The quotation is not entirely a quotation of Zechariah. The majority of the quotation does come from Zechariah 11:13, but there is a change from the first person singular ('I' to the third plural ('they'. Furthermore, there is no field mentioned in Zechariah (in fact, in Matthew the NSRV follows the Syriac translation and has 'the treasury' instead of 'the potter' because Matthew clearly is not quoting Zechariah about the location). Finally, Zechariah does not include the phrase 'As the Lord commanded me.'

Second, Jeremiah is also involved with potters (Jer 17:1–1; 19:1–3—in this second passage he purchases something from a potter). Furthermore, Jeremiah purchases a field (Jer 32:6–5), although the price is seventeen pieces of silver rather than thirty. Finally, Jeremiah 13:5 has the phrase 'As the Lord commanded me'(RSV) (which also has to do with a purchase).
-Hard Sayings of the Bible[3]

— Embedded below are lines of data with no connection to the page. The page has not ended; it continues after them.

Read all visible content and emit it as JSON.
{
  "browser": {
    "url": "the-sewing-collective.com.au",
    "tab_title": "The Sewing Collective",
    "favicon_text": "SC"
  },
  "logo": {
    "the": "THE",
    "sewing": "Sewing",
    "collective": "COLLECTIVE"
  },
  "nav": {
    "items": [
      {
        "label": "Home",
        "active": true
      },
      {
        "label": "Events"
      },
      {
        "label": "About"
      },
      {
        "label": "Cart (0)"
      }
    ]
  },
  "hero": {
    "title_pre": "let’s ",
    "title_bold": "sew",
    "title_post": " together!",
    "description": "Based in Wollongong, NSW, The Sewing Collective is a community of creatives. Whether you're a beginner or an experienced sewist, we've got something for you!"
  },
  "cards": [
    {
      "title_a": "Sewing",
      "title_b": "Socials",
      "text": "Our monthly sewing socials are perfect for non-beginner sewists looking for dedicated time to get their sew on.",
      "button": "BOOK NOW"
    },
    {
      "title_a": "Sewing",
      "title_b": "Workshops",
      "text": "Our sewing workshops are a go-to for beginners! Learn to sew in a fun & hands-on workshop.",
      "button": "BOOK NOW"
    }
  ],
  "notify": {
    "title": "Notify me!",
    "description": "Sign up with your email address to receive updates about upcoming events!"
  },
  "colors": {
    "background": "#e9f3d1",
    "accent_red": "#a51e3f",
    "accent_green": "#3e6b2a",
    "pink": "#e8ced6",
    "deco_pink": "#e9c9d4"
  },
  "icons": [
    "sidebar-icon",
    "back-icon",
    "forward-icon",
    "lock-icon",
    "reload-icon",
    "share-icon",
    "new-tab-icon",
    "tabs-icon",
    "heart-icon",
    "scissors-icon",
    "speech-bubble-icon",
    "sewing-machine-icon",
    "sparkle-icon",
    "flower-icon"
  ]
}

Furthermore, as Apologetics Press writers Dave Miller and and Eric Lyons point out, Matthew 27 never said that Jeremiah wrote the prophecy, only that he spoke it.[4] Because of that fact alone, this cannot be considered a contradiction. Since Jeremiah lived shortly before Zechariah, it is quite possible Zechariah was reporting an earlier prophecy spoken by Jeremiah just as Paul and the Gospel authors later reported what Jesus spoke. Miller and Lyons also reference verses related to potters such as Jeremiah 18:2-3, 19:1-2, and 19:11.

Sources

  1. Meritt, Jim (1992). A list of Biblical contradictions. Retrieved from http://www.infidels.org/library/modern/jim_meritt/bible-contradictions.html.
  2. Bible History Online. Aceldama. Retrieved from http://www.bible-history.com/links.php?cat=40&sub=492&cat_name=Bible+Cities&subcat_name=Aceldama.
    Bible History Online. Anathoth. Retrieved from http://www.bible-history.com/links.php?cat=40&sub=496&cat_name=Bible+Cities&subcat_name=Anathoth.
  3. Kaiser, Davids, Bruce, & Brauch (2004). Hard Sayings of the Bible. p. 399. Inter-Varsity Christian Fellowship. Retrieved from http://books.google.com/books?id=2eT5CbuJCWoC&pg=PA399&lpg=PA399.
    ChristianThinkTank.com. Where was the Judas quote from, actually? Retrieved from http://christianthinktank.com/judas30where.html.
  4. Miller, D. & Lyons, E. (2004). Who was Matthew quoting? Apologetics Press. Retrieved from http://www.apologeticspress.org/apcontent.aspx?category=6&article=658.